You will start earning your Swedish general pension, or allmän pension, once you’ve earned over 20,431 kronor in a single year, and – for almost all kinds of pension in Sweden – there is no time limit on how long you must have lived in Sweden before you are eligible.
The exception is the minimum guarantee pension, or garantipension, which you can receive whether you’ve worked or not. To be eligible at all for this, you need to have lived in Sweden for a period of at least three years before you are 65 years old.
“There’s a limit, but it’s a money limit,” Johan Andersson, press secretary at the Swedish Pension Agency told The Local about the general pension. “When you reach the point that you start paying tax, you start paying into your pension.”
“But you have to apply for your pension, make sure you get in touch with us when you want to start receiving it,” he said.
Those who spend only a few years working in Sweden will earn a much smaller pension than people who work here for their whole lives, but they are still entitled to something – people who have worked in Sweden will keep their income pension, premium pension, supplementary pension and occupational pension that they have earned in Sweden, even if they move to another country.
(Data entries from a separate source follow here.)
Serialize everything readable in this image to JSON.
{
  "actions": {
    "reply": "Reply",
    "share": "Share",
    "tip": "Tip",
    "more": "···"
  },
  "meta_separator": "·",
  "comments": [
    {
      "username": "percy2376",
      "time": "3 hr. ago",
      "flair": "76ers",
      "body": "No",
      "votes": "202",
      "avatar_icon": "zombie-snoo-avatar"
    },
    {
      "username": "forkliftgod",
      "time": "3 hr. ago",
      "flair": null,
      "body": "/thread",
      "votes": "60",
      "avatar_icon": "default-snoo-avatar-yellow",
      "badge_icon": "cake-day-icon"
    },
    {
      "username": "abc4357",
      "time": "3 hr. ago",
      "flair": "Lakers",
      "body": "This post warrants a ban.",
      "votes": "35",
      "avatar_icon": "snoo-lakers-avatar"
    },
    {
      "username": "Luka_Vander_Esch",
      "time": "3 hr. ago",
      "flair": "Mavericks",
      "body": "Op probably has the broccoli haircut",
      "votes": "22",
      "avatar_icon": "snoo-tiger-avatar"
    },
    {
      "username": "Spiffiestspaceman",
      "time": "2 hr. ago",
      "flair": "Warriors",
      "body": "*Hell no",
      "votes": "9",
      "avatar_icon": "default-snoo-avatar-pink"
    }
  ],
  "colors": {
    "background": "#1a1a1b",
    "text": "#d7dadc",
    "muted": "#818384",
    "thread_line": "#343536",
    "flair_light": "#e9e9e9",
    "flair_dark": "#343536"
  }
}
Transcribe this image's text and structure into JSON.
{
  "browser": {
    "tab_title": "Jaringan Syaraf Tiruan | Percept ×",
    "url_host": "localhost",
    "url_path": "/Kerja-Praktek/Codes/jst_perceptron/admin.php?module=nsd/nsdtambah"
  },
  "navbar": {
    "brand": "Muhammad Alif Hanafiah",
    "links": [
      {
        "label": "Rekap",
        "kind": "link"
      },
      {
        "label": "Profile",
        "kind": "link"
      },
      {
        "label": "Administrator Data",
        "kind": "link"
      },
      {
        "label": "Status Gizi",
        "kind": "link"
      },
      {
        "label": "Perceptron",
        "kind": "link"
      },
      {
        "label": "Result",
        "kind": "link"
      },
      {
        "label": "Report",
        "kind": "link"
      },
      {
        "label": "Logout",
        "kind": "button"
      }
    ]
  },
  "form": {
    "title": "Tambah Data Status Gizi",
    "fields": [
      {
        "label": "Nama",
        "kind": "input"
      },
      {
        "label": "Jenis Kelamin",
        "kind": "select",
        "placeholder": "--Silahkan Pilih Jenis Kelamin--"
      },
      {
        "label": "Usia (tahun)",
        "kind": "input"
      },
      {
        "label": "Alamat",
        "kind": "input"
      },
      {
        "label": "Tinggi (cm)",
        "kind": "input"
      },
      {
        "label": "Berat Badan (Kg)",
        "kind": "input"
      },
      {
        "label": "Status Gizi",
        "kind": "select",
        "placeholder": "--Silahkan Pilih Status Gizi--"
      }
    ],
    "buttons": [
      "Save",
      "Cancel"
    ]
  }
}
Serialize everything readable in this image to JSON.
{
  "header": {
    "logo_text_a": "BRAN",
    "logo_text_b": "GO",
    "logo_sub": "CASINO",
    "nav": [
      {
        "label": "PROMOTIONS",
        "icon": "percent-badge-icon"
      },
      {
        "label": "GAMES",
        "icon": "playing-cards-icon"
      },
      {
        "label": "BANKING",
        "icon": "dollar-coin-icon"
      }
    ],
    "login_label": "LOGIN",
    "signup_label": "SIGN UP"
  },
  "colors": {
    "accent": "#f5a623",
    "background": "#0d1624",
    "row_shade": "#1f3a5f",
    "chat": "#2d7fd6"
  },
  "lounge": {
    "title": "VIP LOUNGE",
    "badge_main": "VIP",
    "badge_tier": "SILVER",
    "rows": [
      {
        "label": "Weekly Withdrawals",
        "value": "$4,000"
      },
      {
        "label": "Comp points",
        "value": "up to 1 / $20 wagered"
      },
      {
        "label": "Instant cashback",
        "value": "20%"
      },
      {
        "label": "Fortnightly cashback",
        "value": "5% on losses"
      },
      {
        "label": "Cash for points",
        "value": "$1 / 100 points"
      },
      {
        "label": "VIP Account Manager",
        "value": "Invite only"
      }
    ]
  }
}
The pension is paid no matter where in the world you live, but must be applied for – it is not automatically paid out at retirement age.
If you retire in the EU/EEA, or another country with which Sweden has a pension agreement, you just need to apply to the pension authority in your country of residence in order to start drawing your Swedish pension. If you live in a different country, you should contact the Swedish Pensions Agency for advice on accessing your pension, which is done by filling out a form (look for the form called Ansök om allmän pension – om du är bosatt utanför Sverige).
The agency recommends beginning the application process at least three months before you plan to take the pension, and ideally six months beforehand if you live abroad. It’s possible to have the pension paid into either a Swedish bank account or an account outside Sweden.
A guarantee pension – for those who live on a low income or no income while in Sweden – can be paid to those living in Sweden, an EU/EEA country, Switzerland or, in some cases, Canada. This is the only Swedish pension which is affected by how long you’ve lived in Sweden – you can only receive it if you’ve lived in the country for at least three years before the age of 65.
“The guarantee pension is residence based,” Andersson said. “But it’s lower if you haven’t lived in Sweden for at least 40 years. You are eligible for it after living in Sweden for only three years, but it won’t be that much.”